- [SOURCE RECORDS]:
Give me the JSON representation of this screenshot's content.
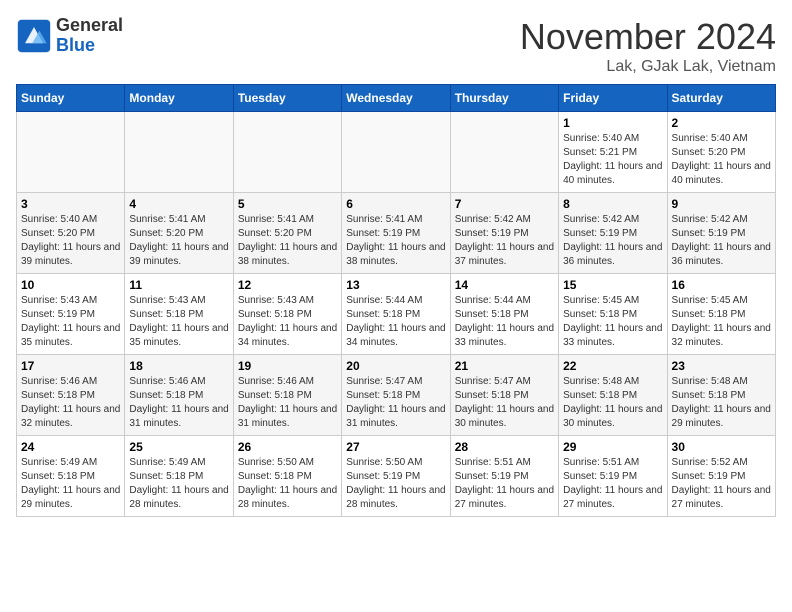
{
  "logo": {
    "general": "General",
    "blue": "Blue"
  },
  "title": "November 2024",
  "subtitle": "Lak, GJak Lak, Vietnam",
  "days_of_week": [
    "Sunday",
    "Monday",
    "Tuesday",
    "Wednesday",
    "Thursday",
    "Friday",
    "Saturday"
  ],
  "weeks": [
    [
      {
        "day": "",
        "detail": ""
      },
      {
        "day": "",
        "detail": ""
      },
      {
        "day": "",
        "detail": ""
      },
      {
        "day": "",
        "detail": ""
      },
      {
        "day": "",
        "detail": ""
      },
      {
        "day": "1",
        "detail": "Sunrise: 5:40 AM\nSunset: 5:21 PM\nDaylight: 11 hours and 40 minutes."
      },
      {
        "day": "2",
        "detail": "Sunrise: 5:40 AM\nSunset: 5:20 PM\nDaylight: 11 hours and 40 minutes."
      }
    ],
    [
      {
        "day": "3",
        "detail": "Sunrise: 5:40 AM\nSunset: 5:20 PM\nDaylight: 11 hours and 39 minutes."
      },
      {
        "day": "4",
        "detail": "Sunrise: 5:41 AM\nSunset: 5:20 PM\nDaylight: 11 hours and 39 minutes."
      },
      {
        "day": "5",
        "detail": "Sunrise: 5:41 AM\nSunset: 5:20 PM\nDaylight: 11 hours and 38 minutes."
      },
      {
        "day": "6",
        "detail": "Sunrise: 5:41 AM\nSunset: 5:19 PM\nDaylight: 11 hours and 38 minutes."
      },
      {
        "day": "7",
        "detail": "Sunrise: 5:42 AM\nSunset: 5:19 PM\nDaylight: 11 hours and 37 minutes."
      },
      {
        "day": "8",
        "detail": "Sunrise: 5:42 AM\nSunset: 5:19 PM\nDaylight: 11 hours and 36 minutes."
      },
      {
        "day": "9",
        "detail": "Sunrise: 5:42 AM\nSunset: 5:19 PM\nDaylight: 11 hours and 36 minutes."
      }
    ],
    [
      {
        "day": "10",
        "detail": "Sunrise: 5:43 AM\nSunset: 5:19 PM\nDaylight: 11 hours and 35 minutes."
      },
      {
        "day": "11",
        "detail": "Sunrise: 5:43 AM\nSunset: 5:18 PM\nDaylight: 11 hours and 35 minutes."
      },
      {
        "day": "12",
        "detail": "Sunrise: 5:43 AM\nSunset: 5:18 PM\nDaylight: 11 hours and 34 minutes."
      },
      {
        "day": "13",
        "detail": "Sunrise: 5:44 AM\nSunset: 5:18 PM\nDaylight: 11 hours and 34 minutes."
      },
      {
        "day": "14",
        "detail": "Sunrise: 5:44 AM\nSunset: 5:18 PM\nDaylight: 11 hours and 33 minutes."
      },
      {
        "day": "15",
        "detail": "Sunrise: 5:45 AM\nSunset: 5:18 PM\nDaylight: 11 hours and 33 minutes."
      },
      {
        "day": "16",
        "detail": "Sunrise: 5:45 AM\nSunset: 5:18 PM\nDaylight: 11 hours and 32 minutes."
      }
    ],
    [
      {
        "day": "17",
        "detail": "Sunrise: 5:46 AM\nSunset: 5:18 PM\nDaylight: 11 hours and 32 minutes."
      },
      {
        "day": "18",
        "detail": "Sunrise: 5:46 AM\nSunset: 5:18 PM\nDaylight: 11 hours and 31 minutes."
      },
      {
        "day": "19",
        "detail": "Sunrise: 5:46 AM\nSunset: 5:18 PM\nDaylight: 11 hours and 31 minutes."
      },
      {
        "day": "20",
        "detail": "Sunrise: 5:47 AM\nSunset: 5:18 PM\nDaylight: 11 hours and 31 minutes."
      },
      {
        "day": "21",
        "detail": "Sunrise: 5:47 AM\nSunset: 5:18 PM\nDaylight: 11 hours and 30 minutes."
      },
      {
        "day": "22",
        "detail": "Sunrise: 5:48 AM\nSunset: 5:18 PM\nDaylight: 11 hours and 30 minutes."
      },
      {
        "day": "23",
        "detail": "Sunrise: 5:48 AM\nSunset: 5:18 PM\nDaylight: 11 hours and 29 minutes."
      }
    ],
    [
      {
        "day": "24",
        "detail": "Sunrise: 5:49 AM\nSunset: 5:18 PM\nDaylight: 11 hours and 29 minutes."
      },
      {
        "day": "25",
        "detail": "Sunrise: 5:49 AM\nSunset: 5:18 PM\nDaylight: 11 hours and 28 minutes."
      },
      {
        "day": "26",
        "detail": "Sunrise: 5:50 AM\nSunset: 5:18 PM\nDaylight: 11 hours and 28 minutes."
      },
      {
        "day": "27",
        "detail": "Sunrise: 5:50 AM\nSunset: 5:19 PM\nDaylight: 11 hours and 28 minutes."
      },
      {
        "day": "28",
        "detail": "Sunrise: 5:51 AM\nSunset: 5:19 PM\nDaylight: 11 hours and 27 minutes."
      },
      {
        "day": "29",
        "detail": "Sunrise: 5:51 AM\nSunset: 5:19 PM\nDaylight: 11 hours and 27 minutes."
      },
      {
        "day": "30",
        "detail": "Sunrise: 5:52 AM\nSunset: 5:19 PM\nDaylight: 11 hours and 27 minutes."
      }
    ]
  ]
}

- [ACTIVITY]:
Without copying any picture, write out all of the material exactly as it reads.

- [SOLUTION TO THE EXERCISE]:
Give me the JSON representation of this screenshot's content.
{
  "logo": {
    "general": "General",
    "blue": "Blue"
  },
  "title": "November 2024",
  "subtitle": "Lak, GJak Lak, Vietnam",
  "days_of_week": [
    "Sunday",
    "Monday",
    "Tuesday",
    "Wednesday",
    "Thursday",
    "Friday",
    "Saturday"
  ],
  "weeks": [
    [
      {
        "day": "",
        "detail": ""
      },
      {
        "day": "",
        "detail": ""
      },
      {
        "day": "",
        "detail": ""
      },
      {
        "day": "",
        "detail": ""
      },
      {
        "day": "",
        "detail": ""
      },
      {
        "day": "1",
        "detail": "Sunrise: 5:40 AM\nSunset: 5:21 PM\nDaylight: 11 hours and 40 minutes."
      },
      {
        "day": "2",
        "detail": "Sunrise: 5:40 AM\nSunset: 5:20 PM\nDaylight: 11 hours and 40 minutes."
      }
    ],
    [
      {
        "day": "3",
        "detail": "Sunrise: 5:40 AM\nSunset: 5:20 PM\nDaylight: 11 hours and 39 minutes."
      },
      {
        "day": "4",
        "detail": "Sunrise: 5:41 AM\nSunset: 5:20 PM\nDaylight: 11 hours and 39 minutes."
      },
      {
        "day": "5",
        "detail": "Sunrise: 5:41 AM\nSunset: 5:20 PM\nDaylight: 11 hours and 38 minutes."
      },
      {
        "day": "6",
        "detail": "Sunrise: 5:41 AM\nSunset: 5:19 PM\nDaylight: 11 hours and 38 minutes."
      },
      {
        "day": "7",
        "detail": "Sunrise: 5:42 AM\nSunset: 5:19 PM\nDaylight: 11 hours and 37 minutes."
      },
      {
        "day": "8",
        "detail": "Sunrise: 5:42 AM\nSunset: 5:19 PM\nDaylight: 11 hours and 36 minutes."
      },
      {
        "day": "9",
        "detail": "Sunrise: 5:42 AM\nSunset: 5:19 PM\nDaylight: 11 hours and 36 minutes."
      }
    ],
    [
      {
        "day": "10",
        "detail": "Sunrise: 5:43 AM\nSunset: 5:19 PM\nDaylight: 11 hours and 35 minutes."
      },
      {
        "day": "11",
        "detail": "Sunrise: 5:43 AM\nSunset: 5:18 PM\nDaylight: 11 hours and 35 minutes."
      },
      {
        "day": "12",
        "detail": "Sunrise: 5:43 AM\nSunset: 5:18 PM\nDaylight: 11 hours and 34 minutes."
      },
      {
        "day": "13",
        "detail": "Sunrise: 5:44 AM\nSunset: 5:18 PM\nDaylight: 11 hours and 34 minutes."
      },
      {
        "day": "14",
        "detail": "Sunrise: 5:44 AM\nSunset: 5:18 PM\nDaylight: 11 hours and 33 minutes."
      },
      {
        "day": "15",
        "detail": "Sunrise: 5:45 AM\nSunset: 5:18 PM\nDaylight: 11 hours and 33 minutes."
      },
      {
        "day": "16",
        "detail": "Sunrise: 5:45 AM\nSunset: 5:18 PM\nDaylight: 11 hours and 32 minutes."
      }
    ],
    [
      {
        "day": "17",
        "detail": "Sunrise: 5:46 AM\nSunset: 5:18 PM\nDaylight: 11 hours and 32 minutes."
      },
      {
        "day": "18",
        "detail": "Sunrise: 5:46 AM\nSunset: 5:18 PM\nDaylight: 11 hours and 31 minutes."
      },
      {
        "day": "19",
        "detail": "Sunrise: 5:46 AM\nSunset: 5:18 PM\nDaylight: 11 hours and 31 minutes."
      },
      {
        "day": "20",
        "detail": "Sunrise: 5:47 AM\nSunset: 5:18 PM\nDaylight: 11 hours and 31 minutes."
      },
      {
        "day": "21",
        "detail": "Sunrise: 5:47 AM\nSunset: 5:18 PM\nDaylight: 11 hours and 30 minutes."
      },
      {
        "day": "22",
        "detail": "Sunrise: 5:48 AM\nSunset: 5:18 PM\nDaylight: 11 hours and 30 minutes."
      },
      {
        "day": "23",
        "detail": "Sunrise: 5:48 AM\nSunset: 5:18 PM\nDaylight: 11 hours and 29 minutes."
      }
    ],
    [
      {
        "day": "24",
        "detail": "Sunrise: 5:49 AM\nSunset: 5:18 PM\nDaylight: 11 hours and 29 minutes."
      },
      {
        "day": "25",
        "detail": "Sunrise: 5:49 AM\nSunset: 5:18 PM\nDaylight: 11 hours and 28 minutes."
      },
      {
        "day": "26",
        "detail": "Sunrise: 5:50 AM\nSunset: 5:18 PM\nDaylight: 11 hours and 28 minutes."
      },
      {
        "day": "27",
        "detail": "Sunrise: 5:50 AM\nSunset: 5:19 PM\nDaylight: 11 hours and 28 minutes."
      },
      {
        "day": "28",
        "detail": "Sunrise: 5:51 AM\nSunset: 5:19 PM\nDaylight: 11 hours and 27 minutes."
      },
      {
        "day": "29",
        "detail": "Sunrise: 5:51 AM\nSunset: 5:19 PM\nDaylight: 11 hours and 27 minutes."
      },
      {
        "day": "30",
        "detail": "Sunrise: 5:52 AM\nSunset: 5:19 PM\nDaylight: 11 hours and 27 minutes."
      }
    ]
  ]
}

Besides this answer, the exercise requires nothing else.